The so-called refugee crisis and the question of successful integration of refugees is a focal societal and political issue that is closely connected to the religion and religiousness of both refugees and members of the host country. To understand to what degree and under which circumstances religion functions as a resource or a barrier to successful integration, an analysis of the psychological processes is needed that determines integration and mutual understanding versus isolation and radicalization. The project aims at a better understanding of the role of religion for the social starting point of integration versus isolation: first mutual impressions of refugees and Germans. According to an integrative dual perspective all relevant psychological perception and judgment processes will be analyzed both for refugees and Germans.
- What are the effects of religion, religiousness, and religious beliefs on first mutual impressions (e.g., liking, trustworthiness, competence, aggressiveness) of refugees and Germans?
- Moderating contextual and personal factors: What kind of financial, educational, and social resources moderate the effects of religion on these integrative versus isolating impressions? What is the role of generalized attitudes like social dominance orientation and right-wing authoritarianism but also of political attitudes and preferences for political parties?
- Mediating processes: What kind of emotional-motivational (e.g., the experience of threat or sympathy), perceptual (e.g., the utilization of mimic cues), and evaluative-cognitive (e.g., the evaluation of perceived target characteristics) underlie first mutual impressions of refugees and Germans and the effects of religion on them?
To answer these questions empirically, we will start with established photo judgment designs used in perception, judgment and decision making research.

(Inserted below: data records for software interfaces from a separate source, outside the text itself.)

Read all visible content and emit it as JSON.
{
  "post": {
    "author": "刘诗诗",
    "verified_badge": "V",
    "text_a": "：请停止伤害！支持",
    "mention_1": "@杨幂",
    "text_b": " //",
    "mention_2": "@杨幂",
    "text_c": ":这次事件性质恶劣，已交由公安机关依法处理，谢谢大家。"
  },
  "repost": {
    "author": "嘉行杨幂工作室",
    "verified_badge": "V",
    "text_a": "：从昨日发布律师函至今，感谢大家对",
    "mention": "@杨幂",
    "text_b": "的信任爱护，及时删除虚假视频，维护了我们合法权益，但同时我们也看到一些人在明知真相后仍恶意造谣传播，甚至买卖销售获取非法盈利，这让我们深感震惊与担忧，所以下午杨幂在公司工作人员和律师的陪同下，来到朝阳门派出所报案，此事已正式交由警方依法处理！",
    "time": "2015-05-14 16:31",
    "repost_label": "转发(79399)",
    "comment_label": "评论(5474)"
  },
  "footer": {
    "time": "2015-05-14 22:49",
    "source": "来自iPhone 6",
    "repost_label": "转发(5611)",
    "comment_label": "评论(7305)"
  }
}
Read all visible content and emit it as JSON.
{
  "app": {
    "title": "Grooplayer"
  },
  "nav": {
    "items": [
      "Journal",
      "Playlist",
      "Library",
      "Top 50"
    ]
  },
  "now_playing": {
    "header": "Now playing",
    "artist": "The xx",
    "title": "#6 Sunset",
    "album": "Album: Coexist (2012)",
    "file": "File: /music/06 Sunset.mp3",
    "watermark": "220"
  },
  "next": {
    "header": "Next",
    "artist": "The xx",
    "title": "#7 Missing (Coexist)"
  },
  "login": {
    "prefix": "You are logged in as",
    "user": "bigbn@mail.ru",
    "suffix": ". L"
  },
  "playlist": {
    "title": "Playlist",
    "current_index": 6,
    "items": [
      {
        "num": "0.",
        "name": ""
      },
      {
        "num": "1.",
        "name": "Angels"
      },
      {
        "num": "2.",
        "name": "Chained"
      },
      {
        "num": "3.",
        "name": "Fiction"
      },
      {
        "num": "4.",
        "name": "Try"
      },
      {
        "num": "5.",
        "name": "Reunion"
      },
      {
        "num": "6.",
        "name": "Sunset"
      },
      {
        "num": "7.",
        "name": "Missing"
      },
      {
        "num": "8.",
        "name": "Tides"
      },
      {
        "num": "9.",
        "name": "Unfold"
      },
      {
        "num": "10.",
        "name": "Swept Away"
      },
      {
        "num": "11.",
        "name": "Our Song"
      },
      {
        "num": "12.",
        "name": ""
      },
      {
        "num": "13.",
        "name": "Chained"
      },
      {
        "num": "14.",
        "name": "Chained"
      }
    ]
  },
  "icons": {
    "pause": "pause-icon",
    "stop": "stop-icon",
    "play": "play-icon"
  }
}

Subsequent studies will be based on laboratory (videotaped group interactions) and field (smartphone-based experience sampling in everyday life) investigations of first impressions during actual social interactions.
The project is supported by the research initiative Psychological Aspects of Refugee Integration (PARI).